Saved entries:
%%
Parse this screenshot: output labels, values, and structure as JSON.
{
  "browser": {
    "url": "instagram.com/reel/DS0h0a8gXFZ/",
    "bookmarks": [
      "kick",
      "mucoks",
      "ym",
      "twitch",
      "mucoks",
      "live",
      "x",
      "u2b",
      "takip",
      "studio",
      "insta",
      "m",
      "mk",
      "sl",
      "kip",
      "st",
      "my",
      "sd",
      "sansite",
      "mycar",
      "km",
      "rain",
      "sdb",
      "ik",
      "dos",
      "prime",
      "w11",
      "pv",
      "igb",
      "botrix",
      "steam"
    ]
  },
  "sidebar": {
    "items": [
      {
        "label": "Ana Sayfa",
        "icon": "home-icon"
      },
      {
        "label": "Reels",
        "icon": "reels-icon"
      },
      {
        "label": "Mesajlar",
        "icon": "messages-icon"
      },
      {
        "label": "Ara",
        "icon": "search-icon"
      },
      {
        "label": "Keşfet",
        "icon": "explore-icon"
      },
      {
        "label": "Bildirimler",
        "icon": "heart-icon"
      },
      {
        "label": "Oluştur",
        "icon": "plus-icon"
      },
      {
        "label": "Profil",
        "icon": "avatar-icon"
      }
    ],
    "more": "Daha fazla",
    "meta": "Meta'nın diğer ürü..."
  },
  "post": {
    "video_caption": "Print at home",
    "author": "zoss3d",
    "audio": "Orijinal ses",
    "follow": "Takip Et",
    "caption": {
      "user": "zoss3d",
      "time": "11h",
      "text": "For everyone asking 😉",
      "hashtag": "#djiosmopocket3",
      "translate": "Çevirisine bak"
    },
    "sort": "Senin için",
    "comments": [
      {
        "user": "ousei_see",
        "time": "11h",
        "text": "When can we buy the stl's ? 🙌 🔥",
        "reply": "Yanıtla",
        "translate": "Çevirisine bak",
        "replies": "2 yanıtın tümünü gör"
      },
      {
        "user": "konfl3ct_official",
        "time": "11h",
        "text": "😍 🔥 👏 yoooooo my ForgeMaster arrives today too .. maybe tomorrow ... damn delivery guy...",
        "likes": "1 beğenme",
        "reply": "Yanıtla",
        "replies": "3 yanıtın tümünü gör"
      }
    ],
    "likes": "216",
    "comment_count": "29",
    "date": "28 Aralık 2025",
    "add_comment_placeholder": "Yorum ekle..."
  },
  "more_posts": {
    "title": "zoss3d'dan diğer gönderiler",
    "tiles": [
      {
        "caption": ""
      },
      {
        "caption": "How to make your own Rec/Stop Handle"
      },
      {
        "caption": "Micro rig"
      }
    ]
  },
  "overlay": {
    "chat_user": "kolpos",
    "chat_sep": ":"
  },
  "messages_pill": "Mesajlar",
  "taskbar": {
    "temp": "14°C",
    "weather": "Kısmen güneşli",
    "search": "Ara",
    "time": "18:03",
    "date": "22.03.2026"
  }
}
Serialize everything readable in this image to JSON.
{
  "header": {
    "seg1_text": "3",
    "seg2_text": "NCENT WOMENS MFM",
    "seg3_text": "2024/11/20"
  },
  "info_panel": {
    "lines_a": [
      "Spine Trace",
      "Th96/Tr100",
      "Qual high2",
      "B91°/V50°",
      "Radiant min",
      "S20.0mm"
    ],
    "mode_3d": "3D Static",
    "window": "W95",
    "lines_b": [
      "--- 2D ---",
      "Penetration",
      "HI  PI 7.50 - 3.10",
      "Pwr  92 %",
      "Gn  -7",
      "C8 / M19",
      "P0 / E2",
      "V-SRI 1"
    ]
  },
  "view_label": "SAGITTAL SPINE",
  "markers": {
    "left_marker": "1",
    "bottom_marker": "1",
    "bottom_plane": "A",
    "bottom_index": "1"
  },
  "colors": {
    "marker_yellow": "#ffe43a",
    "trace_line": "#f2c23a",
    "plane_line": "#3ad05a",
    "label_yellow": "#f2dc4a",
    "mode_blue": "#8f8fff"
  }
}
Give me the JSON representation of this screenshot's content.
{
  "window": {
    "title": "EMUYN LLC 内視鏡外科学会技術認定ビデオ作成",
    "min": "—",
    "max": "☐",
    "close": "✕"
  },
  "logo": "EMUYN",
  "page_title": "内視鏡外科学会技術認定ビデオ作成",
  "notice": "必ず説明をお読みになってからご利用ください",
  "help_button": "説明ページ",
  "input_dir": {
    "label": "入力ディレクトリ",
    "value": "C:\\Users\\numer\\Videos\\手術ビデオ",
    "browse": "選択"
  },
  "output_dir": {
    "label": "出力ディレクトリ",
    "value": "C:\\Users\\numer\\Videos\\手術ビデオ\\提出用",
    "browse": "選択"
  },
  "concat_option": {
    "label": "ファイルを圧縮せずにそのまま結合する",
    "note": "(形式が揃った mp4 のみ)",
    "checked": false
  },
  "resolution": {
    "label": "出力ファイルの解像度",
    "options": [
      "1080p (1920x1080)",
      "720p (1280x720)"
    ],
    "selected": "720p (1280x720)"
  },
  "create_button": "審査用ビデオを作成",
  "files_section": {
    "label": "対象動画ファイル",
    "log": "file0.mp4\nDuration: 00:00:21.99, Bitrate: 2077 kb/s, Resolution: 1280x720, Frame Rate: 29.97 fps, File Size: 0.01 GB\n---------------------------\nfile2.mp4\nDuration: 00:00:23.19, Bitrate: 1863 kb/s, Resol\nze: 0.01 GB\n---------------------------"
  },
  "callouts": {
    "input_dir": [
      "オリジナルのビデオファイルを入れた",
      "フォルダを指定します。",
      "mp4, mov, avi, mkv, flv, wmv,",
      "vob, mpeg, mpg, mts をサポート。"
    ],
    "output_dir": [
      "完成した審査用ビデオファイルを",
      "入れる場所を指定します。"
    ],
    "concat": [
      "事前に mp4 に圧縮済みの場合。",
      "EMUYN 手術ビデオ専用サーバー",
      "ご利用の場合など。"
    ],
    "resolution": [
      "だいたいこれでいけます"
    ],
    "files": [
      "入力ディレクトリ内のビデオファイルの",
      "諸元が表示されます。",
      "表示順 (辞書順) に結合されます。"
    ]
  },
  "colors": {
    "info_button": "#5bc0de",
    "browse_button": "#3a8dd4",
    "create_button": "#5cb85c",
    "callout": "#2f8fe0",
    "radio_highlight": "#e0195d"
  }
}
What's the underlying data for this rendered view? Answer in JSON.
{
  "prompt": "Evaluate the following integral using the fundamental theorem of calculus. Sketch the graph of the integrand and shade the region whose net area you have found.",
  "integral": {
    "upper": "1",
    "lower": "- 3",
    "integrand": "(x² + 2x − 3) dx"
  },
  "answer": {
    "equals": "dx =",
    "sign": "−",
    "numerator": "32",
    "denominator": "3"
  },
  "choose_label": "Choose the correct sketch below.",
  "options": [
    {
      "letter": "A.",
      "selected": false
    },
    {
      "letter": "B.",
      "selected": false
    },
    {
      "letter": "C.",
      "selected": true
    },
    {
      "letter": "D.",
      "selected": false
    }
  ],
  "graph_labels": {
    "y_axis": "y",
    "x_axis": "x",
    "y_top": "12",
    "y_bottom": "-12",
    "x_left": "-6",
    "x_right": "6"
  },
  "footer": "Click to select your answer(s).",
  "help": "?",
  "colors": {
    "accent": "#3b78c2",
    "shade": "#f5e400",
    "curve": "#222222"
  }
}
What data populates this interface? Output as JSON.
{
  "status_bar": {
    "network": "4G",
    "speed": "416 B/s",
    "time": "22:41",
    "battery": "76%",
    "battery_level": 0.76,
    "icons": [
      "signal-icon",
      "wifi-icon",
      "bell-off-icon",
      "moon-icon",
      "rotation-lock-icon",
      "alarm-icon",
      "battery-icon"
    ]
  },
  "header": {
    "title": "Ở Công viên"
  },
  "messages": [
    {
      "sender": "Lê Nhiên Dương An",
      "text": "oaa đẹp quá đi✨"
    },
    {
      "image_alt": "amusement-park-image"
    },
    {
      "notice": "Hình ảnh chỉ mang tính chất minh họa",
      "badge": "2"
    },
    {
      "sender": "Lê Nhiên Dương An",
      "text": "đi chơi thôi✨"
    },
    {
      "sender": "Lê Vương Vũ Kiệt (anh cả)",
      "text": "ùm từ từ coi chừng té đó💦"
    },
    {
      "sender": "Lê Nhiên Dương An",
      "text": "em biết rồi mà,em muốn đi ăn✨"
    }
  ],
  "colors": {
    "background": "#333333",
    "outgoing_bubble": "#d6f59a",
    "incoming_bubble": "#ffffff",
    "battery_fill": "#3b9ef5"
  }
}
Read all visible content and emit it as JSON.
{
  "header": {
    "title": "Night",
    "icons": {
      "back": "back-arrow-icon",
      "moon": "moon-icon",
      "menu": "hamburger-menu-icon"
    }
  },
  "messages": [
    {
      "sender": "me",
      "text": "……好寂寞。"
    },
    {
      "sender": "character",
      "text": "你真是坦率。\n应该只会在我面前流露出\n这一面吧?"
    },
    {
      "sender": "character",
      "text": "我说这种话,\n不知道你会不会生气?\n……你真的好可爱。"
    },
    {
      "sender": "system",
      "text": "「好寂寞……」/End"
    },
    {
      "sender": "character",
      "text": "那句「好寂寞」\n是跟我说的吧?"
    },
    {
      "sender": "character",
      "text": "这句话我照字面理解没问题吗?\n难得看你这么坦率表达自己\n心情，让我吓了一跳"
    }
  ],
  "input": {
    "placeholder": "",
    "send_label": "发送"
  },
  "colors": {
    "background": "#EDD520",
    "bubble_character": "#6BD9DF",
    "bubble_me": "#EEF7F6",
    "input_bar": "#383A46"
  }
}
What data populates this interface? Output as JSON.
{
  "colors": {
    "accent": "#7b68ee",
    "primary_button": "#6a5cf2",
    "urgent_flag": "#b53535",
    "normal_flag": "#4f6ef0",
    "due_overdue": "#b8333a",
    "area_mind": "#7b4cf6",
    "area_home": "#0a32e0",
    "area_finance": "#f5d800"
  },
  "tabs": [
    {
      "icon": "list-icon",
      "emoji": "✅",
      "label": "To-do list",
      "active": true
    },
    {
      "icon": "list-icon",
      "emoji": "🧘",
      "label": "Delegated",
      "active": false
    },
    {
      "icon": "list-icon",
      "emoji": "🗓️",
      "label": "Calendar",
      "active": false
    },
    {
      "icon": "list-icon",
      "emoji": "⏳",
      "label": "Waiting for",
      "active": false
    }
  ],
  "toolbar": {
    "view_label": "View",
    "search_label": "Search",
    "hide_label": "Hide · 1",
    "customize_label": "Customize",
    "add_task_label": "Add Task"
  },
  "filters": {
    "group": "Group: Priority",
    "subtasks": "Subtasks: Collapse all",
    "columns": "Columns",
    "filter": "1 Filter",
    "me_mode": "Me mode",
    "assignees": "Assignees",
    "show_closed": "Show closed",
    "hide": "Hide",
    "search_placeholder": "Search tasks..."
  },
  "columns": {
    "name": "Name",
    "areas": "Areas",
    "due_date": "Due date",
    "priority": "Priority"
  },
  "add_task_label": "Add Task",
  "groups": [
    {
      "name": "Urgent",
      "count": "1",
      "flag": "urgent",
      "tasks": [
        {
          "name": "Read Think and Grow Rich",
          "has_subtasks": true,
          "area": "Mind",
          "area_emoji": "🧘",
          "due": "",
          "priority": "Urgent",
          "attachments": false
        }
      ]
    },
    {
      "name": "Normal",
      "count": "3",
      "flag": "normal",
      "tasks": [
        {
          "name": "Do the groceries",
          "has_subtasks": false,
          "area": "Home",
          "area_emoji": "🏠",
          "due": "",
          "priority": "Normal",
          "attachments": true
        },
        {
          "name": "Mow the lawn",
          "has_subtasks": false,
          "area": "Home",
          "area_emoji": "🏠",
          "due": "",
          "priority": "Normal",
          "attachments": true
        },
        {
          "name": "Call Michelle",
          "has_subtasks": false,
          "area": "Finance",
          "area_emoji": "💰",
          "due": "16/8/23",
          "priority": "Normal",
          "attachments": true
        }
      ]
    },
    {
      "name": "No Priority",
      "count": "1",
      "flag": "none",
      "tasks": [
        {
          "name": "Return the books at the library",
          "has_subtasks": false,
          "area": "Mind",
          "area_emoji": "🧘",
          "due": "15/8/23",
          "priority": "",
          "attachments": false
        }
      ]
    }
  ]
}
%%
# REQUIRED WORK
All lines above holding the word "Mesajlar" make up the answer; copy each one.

# THE COMPLETED TASK
        "label": "Mesajlar",
  "messages_pill": "Mesajlar",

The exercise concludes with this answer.